Task brief:
Only the pictures are to be dropped; the rest of the data below is to be duplicated exactly.

Data to examine:
###

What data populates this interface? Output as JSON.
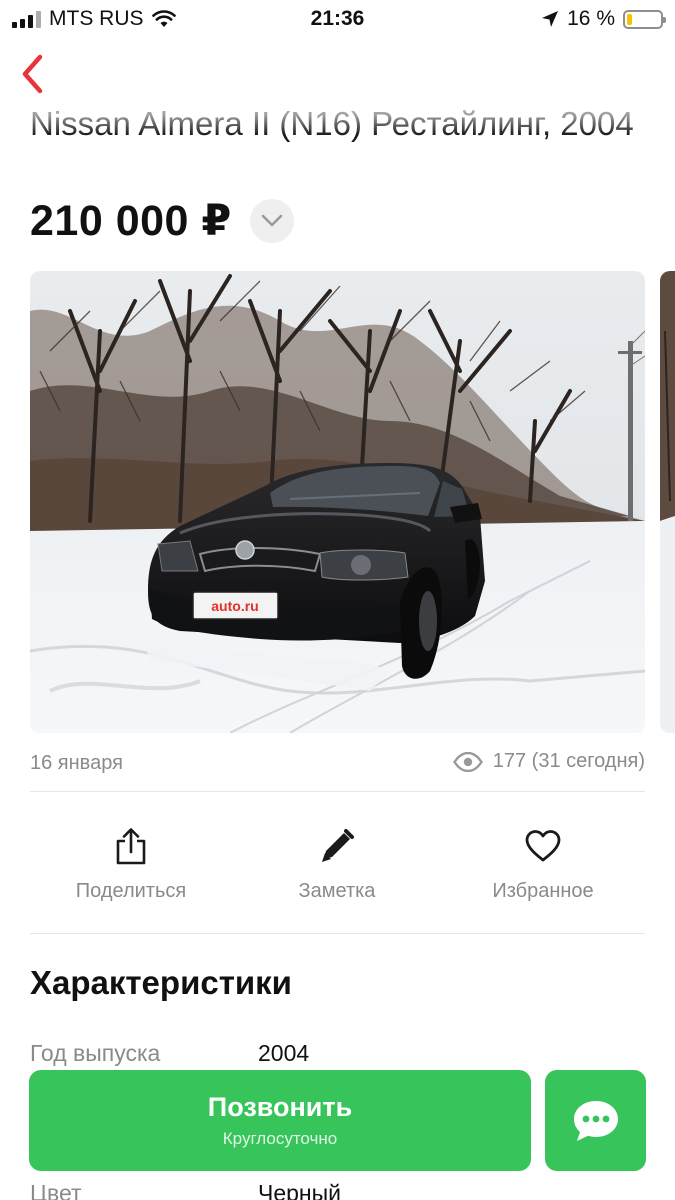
{
  "status_bar": {
    "carrier": "MTS RUS",
    "time": "21:36",
    "battery": "16 %",
    "battery_level": 0.16
  },
  "listing": {
    "title": "Nissan Almera II (N16) Рестайлинг, 2004",
    "price": "210 000 ₽",
    "plate_text": "auto.ru",
    "date": "16 января",
    "views": "177 (31 сегодня)"
  },
  "actions": [
    {
      "label": "Поделиться",
      "icon": "share-icon"
    },
    {
      "label": "Заметка",
      "icon": "pencil-icon"
    },
    {
      "label": "Избранное",
      "icon": "heart-icon"
    }
  ],
  "characteristics": {
    "title": "Характеристики",
    "rows": [
      {
        "label": "Год выпуска",
        "value": "2004"
      },
      {
        "label": "Цвет",
        "value": "Черный"
      }
    ]
  },
  "bottom_bar": {
    "call_label": "Позвонить",
    "call_sub": "Круглосуточно",
    "chat_icon": "chat-bubble-icon"
  },
  "colors": {
    "accent_green": "#37c45a",
    "back_arrow": "#e8323c",
    "battery": "#f2c500"
  }
}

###

Solution to the problem:
What data populates this interface? Output as JSON.
{
  "status_bar": {
    "carrier": "MTS RUS",
    "time": "21:36",
    "battery": "16 %",
    "battery_level": 0.16
  },
  "listing": {
    "title": "Nissan Almera II (N16) Рестайлинг, 2004",
    "price": "210 000 ₽",
    "plate_text": "auto.ru",
    "date": "16 января",
    "views": "177 (31 сегодня)"
  },
  "actions": [
    {
      "label": "Поделиться",
      "icon": "share-icon"
    },
    {
      "label": "Заметка",
      "icon": "pencil-icon"
    },
    {
      "label": "Избранное",
      "icon": "heart-icon"
    }
  ],
  "characteristics": {
    "title": "Характеристики",
    "rows": [
      {
        "label": "Год выпуска",
        "value": "2004"
      },
      {
        "label": "Цвет",
        "value": "Черный"
      }
    ]
  },
  "bottom_bar": {
    "call_label": "Позвонить",
    "call_sub": "Круглосуточно",
    "chat_icon": "chat-bubble-icon"
  },
  "colors": {
    "accent_green": "#37c45a",
    "back_arrow": "#e8323c",
    "battery": "#f2c500"
  }
}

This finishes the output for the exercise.